John Fredriksen, the freewheeling shipping entrepreneur, has made one of his most daring moves yet with his eye-wateringly large $2.35bn takeover of 24 Euronav tankers.
Securing his stock-listed Frontline company as the world’s biggest independent very large tanker owner in tonnage terms will leave him well-placed to cash in on an anticipated demand boom.
Equally, if the world slides into economic recession and the need for crude slumps, then the Norwegian-born shipowner could be sitting on a very large — sinking — white elephant.
Frontline would be increasing its capacity from 12.5m dwt to 19.7m dwt, up nearly 60%. It would have a VLCC fleet of 46.
Yet the immediate outlook for big tankers does not look rosy, with Saudi Arabia and Russia choosing to continue with voluntary cuts to crude output at least until Christmas.
This has helped push oil prices up close to $100 per barrel in recent weeks and freight rates for some tankers are back down close to breakeven levels after an earlier optimistic flourish in 2022.
At the start of this year, the trade disruption caused by the Russian invasion of Ukraine, plus the lack of new tanker capacity coming on stream, had led to excited talk of a new supercycle.
That has failed to materialise with a major slump in Russian seaborne exports since spring, but there are still hopes that with crude inventories falling, inflation rising again, and Opec coffers replenished, the production caps will eventually be slackened by Saudi Arabia and Russia unleashing strong demand for tonnage.
And there are still virtually no new VLCCs on the slipway for the next 24 months. Evercore ISI analyst Jonathan Chappell estimates there is only one new vessel to be added to the fleet in 2024 and so far only for the following year.
Chappell pointed out this unique situation in a research note this week: “What does history tell us about the impact on rates from fleet growth of 1% — 0.1% to be exact — in consecutive years?
“It doesn’t offer any insight at all because there has never been such a de minimis number of new deliveries to a major asset class over a two-year period.

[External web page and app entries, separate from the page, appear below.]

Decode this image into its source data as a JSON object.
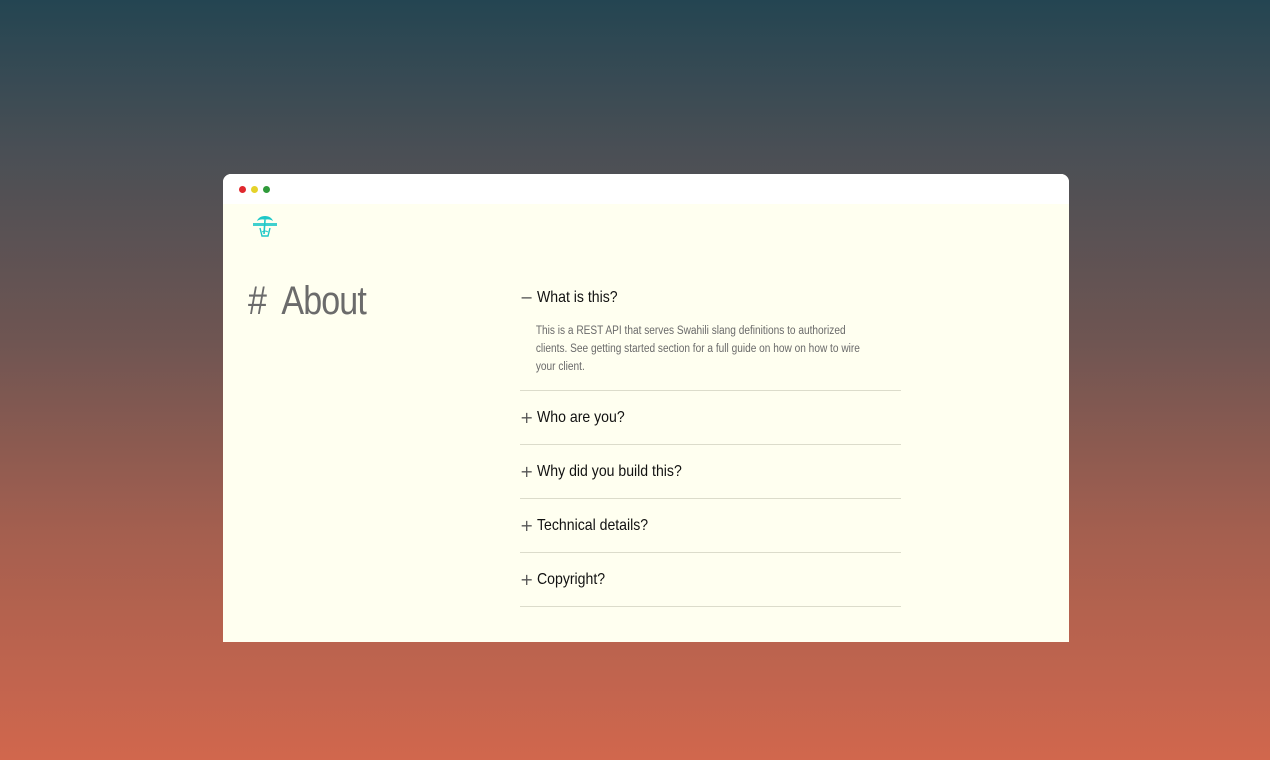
{
  "window": {
    "controls": [
      "close",
      "minimize",
      "maximize"
    ]
  },
  "logo": {
    "icon": "palm-tree-logo-icon",
    "color": "#1ec8c8"
  },
  "page": {
    "heading_hash": "#",
    "heading": "About"
  },
  "faq": [
    {
      "toggle": "−",
      "question": "What is this?",
      "answer": "This is a REST API that serves Swahili slang definitions to authorized clients. See getting started section for a full guide on how on how to wire your client.",
      "expanded": true
    },
    {
      "toggle": "+",
      "question": "Who are you?",
      "expanded": false
    },
    {
      "toggle": "+",
      "question": "Why did you build this?",
      "expanded": false
    },
    {
      "toggle": "+",
      "question": "Technical details?",
      "expanded": false
    },
    {
      "toggle": "+",
      "question": "Copyright?",
      "expanded": false
    }
  ]
}
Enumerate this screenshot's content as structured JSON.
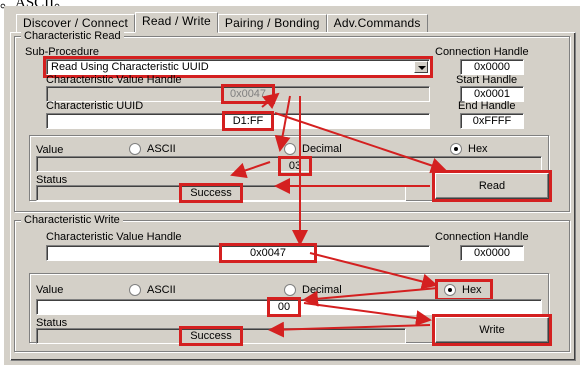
{
  "caption": "。ASCII。",
  "tabs": [
    {
      "label": "Discover / Connect"
    },
    {
      "label": "Read / Write"
    },
    {
      "label": "Pairing / Bonding"
    },
    {
      "label": "Adv.Commands"
    }
  ],
  "characteristic_read": {
    "title": "Characteristic Read",
    "sub_procedure_label": "Sub-Procedure",
    "sub_procedure_value": "Read Using Characteristic UUID",
    "connection_handle_label": "Connection Handle",
    "connection_handle_value": "0x0000",
    "value_handle_label": "Characteristic Value Handle",
    "value_handle_value": "0x0047",
    "start_handle_label": "Start Handle",
    "start_handle_value": "0x0001",
    "uuid_label": "Characteristic UUID",
    "uuid_value": "D1:FF",
    "end_handle_label": "End Handle",
    "end_handle_value": "0xFFFF",
    "value_label": "Value",
    "format_options": [
      "ASCII",
      "Decimal",
      "Hex"
    ],
    "selected_format": "Hex",
    "value": "03",
    "status_label": "Status",
    "status_value": "Success",
    "read_button": "Read"
  },
  "characteristic_write": {
    "title": "Characteristic Write",
    "value_handle_label": "Characteristic Value Handle",
    "value_handle_value": "0x0047",
    "connection_handle_label": "Connection Handle",
    "connection_handle_value": "0x0000",
    "value_label": "Value",
    "format_options": [
      "ASCII",
      "Decimal",
      "Hex"
    ],
    "selected_format": "Hex",
    "value": "00",
    "status_label": "Status",
    "status_value": "Success",
    "write_button": "Write"
  },
  "colors": {
    "window_bg": "#d4d0c8",
    "highlight_red": "#d42020"
  }
}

However, history does show that in prior periods of limited new capacity adds, tanker spot rates move higher.”
Jefferies analyst Omar Nokta is similarly optimistic, saying that the tanker boom has been deferred but strengthened and is still hopeful that 2024 will be a “banner year”.
Fredriksen, who masterminded the deal, will have done his own calculations. While he does get some things wrong — certainly underestimating the Saverys family’s determination to stymy his earlier hopes of a Euronav/Frontline merger — he has a reputation for getting most big decisions right.
As Frontline put it in an upbeat statement: “All (the newly-acquired) vessels are on the water, in an environment of long lead times for new capacity to be obtained.”
Spending $2.35bn on tankers is a mega deal in shipping, but it is perhaps worth putting it into the context of other sectors, such as oil that provides the cargoes.
ExxonMobil is currently pondering a $60bn deal to take over US shale producer Pioneer Natural Resources — a small change arguably for an oil major, which has more than half that amount sitting in free cash on its balance sheet.
Deal ends of trench warfare
Meanwhile, Frontline and Fredriksen’s privately owned Famatown Finance will themselves get more than $1bn back from selling out their holdings in Euronav.
Perhaps, most importantly, the deal marks the end of the trench warfare and ultimate stalemate over strategy between Fredriksen and the Saverys family at Euronav, which cost former chief executive Hugo De Stoop his job.
His interim successor, Lieve Logghe, said after months of uncertainty that the transaction “leverages the value that Euronav and its people have created through many years of hard work”.
The Belgian-based shipping company said it would retain its listing on Euronext Brussels and in New York, but many analysts are convinced the Saverys will eventually take Euronav private if they can.
Fredriksen will leverage his advantage of being the biggest pure-play stock-listed tanker company sucking in new investors looking for exposure to seaborne crude transport in what should be a tightening market.